90 Thy noon-tide shadow, and the evening breeze!
91 His image thy forsaken bowers restore;
92 Thy walks and airy prospects charm no more;
93 No more the summer in thy glooms allay'd,
94 Thy evening breezes, and thy noon-day shade.
95 From other ills, however fortune frown'd,
96 Some refuge in the Muse's art I found;
97 Reluctant now I touch the trembling string,
98 Bereft of him, who taught me how to sing;
99 And these sad accents, murmur'd o'er his urn,
100 Betray that absence they attempt to mourn.
101 Oh! must I then (now fresh my bosom bleeds,
102 And Craggs in death to Addison succeeds)
103 The verse, begun to one lost friend prolong,
104 And weep a second in th' unfinish'd song!
105 These words divine, which, on his death-bed laid,
106 To thee, O Craggs, th' expiring sage convey'd,
107 Great, but ill-omen'd monument of fame,
108 Nor he surviv'd to give, nor thou to claim.
109 Swift after him thy social spirit flies,
110 And close to his, how soon! thy coffin lies.
111 Blest pair! whose union future bards shall tell
112 In future tongues: each other's boast! farewel.
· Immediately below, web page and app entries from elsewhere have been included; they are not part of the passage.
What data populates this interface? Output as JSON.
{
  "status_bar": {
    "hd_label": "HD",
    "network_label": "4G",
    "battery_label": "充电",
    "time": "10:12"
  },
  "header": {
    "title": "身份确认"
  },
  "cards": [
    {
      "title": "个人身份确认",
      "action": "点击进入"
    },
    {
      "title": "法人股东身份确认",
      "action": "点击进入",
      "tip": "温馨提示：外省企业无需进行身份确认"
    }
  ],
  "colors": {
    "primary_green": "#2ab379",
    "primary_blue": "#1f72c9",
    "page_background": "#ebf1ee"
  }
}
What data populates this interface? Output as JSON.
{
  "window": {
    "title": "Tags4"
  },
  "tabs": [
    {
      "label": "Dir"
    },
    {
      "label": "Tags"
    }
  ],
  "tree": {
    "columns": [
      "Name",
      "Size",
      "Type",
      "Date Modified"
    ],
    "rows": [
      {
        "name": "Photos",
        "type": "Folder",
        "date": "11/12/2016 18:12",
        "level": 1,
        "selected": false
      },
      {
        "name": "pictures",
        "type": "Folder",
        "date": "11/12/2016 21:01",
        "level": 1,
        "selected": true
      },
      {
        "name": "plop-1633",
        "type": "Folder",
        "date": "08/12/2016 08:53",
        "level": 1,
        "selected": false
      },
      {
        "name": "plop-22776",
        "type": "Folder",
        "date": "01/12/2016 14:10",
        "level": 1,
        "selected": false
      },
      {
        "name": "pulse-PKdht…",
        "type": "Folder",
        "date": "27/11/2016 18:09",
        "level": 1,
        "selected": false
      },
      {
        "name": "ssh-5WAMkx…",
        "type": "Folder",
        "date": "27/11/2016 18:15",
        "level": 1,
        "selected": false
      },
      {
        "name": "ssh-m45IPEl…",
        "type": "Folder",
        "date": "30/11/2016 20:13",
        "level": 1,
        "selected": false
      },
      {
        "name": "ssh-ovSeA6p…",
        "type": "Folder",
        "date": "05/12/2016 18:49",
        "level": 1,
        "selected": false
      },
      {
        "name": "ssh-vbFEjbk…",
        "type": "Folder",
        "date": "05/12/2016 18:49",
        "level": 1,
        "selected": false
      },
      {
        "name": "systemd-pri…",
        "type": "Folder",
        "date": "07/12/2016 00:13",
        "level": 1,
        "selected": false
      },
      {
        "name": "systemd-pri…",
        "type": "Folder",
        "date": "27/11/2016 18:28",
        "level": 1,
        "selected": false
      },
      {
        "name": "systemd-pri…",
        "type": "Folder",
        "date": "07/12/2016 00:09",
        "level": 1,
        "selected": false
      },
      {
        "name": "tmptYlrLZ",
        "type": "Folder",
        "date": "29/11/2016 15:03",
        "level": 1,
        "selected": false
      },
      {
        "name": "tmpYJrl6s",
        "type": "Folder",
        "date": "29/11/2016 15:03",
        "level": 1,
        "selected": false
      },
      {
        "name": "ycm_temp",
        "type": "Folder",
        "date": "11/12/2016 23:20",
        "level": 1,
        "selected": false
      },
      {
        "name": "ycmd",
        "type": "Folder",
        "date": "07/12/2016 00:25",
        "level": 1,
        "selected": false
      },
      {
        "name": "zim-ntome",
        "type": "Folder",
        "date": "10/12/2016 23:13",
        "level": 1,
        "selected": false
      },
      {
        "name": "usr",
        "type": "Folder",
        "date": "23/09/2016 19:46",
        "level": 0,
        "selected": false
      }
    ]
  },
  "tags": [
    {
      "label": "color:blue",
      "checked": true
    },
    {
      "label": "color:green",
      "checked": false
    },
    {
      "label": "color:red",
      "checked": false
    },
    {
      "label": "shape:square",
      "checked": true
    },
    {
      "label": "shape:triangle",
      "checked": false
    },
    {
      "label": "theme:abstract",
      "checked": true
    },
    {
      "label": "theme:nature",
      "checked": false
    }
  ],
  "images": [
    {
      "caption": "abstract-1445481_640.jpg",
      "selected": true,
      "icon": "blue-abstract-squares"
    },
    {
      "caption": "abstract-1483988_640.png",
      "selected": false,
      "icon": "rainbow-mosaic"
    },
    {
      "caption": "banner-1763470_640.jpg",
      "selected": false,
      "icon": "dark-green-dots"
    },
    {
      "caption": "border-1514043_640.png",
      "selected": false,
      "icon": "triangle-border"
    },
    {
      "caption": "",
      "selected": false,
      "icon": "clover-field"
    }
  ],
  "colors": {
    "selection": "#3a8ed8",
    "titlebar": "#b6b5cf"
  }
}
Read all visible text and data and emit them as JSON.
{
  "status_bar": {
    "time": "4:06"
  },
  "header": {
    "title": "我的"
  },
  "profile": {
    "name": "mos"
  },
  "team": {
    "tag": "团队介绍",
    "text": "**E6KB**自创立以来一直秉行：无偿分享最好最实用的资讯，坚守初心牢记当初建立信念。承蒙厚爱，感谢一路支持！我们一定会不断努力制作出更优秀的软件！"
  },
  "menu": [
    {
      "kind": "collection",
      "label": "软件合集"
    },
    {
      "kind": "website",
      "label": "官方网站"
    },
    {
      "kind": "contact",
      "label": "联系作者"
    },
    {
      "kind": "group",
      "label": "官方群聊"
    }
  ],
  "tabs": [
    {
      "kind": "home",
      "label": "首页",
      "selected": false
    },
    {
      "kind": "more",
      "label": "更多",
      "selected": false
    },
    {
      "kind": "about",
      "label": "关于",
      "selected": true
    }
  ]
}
113 Farewel! whom join'd in fame, in friendship try'd,
114 No chance could sever, nor the grave divide.